[Source data Boundary: Start]

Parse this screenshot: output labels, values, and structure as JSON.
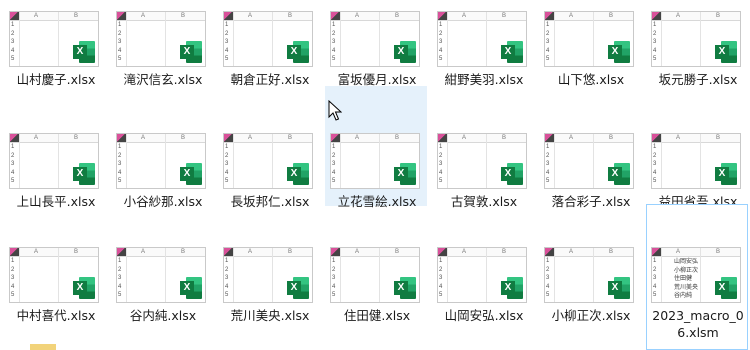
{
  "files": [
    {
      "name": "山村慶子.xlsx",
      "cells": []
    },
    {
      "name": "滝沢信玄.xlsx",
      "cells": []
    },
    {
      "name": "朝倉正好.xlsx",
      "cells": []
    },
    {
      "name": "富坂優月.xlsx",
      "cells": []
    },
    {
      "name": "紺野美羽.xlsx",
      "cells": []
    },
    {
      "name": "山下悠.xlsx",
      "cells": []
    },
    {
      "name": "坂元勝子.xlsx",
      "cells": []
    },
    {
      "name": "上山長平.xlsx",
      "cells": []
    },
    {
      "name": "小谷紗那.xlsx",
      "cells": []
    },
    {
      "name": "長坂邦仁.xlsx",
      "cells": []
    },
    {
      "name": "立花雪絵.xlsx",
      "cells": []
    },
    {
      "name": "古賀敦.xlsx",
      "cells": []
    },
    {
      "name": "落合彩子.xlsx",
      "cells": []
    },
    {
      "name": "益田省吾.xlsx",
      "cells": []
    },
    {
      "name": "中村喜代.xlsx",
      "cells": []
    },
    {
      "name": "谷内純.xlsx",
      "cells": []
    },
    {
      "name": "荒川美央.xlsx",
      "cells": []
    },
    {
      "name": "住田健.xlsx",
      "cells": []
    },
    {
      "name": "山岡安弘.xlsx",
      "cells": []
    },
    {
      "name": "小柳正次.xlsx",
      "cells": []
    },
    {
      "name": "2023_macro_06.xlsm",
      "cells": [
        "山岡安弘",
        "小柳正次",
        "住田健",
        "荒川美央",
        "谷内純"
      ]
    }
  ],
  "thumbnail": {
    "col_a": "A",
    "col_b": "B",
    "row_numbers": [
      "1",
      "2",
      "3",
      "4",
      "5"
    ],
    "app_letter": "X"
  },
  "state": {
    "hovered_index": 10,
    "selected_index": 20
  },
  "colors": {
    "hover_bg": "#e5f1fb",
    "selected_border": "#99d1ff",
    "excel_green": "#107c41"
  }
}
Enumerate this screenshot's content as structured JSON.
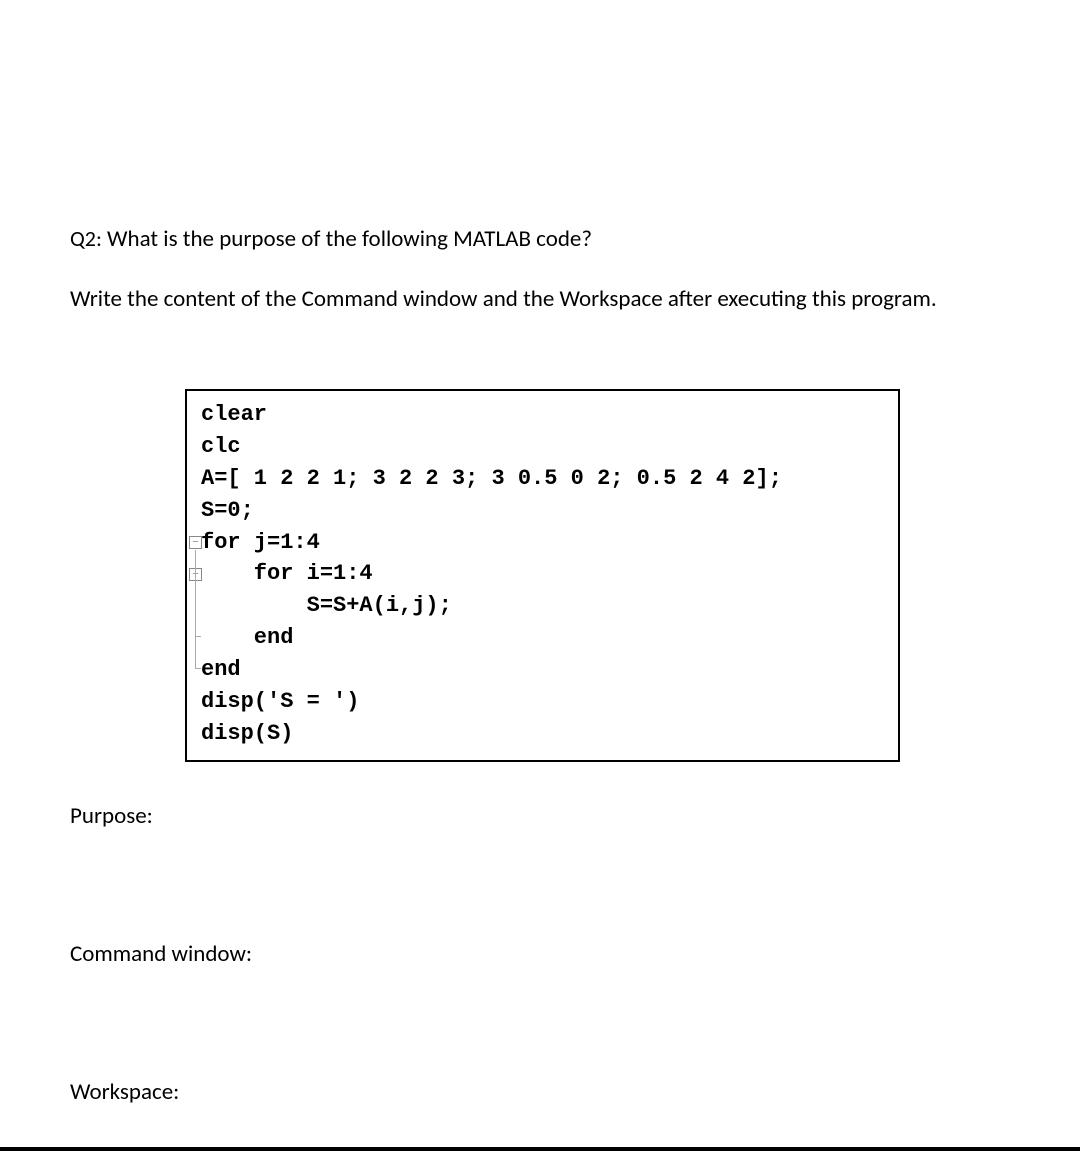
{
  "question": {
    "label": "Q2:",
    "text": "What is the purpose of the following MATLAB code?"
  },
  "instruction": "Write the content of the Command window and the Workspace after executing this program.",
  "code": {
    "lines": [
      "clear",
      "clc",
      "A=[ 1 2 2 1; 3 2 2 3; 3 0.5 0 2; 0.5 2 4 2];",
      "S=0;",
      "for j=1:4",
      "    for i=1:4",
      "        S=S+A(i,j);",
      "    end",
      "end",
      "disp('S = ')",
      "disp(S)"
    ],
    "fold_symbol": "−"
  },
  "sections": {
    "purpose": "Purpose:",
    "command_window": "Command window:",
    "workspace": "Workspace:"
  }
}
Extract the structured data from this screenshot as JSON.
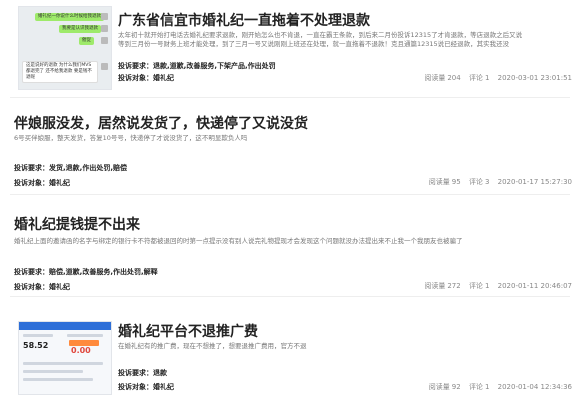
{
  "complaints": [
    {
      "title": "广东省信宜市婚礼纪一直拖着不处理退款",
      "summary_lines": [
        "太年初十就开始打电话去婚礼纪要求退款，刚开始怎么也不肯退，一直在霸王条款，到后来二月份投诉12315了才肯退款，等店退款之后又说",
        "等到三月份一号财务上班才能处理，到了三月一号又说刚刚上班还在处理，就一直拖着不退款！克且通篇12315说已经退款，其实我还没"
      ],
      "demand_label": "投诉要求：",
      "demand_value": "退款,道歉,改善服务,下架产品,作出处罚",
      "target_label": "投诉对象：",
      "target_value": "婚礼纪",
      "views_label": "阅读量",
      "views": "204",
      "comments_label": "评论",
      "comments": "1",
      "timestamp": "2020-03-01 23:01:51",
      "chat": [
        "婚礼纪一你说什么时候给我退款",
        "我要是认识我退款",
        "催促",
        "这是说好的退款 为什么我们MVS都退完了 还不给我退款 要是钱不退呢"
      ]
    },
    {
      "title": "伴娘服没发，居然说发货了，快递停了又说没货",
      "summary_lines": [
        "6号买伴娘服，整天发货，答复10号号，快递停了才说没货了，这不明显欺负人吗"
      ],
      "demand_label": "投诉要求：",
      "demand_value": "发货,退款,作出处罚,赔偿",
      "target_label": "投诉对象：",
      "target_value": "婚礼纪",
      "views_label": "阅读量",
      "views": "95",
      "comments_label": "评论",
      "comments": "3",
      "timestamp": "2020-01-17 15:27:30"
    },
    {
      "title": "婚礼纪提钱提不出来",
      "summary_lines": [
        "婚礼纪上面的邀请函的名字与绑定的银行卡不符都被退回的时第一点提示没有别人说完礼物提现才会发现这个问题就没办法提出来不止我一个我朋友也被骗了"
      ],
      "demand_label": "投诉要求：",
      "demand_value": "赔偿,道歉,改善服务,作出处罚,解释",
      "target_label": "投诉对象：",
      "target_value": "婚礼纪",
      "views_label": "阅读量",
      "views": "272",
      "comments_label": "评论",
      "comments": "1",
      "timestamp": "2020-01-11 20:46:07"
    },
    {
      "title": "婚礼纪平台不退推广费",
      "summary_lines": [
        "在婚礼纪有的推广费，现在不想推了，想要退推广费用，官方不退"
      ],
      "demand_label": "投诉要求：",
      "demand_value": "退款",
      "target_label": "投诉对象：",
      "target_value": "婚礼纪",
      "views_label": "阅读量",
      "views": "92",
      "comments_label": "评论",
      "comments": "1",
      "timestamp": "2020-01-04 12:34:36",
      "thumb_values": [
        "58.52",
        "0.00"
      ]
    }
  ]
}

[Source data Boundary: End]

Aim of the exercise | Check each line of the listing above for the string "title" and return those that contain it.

Answer to the exercise |
      "title": "广东省信宜市婚礼纪一直拖着不处理退款",
      "title": "伴娘服没发，居然说发货了，快递停了又说没货",
      "title": "婚礼纪提钱提不出来",
      "title": "婚礼纪平台不退推广费",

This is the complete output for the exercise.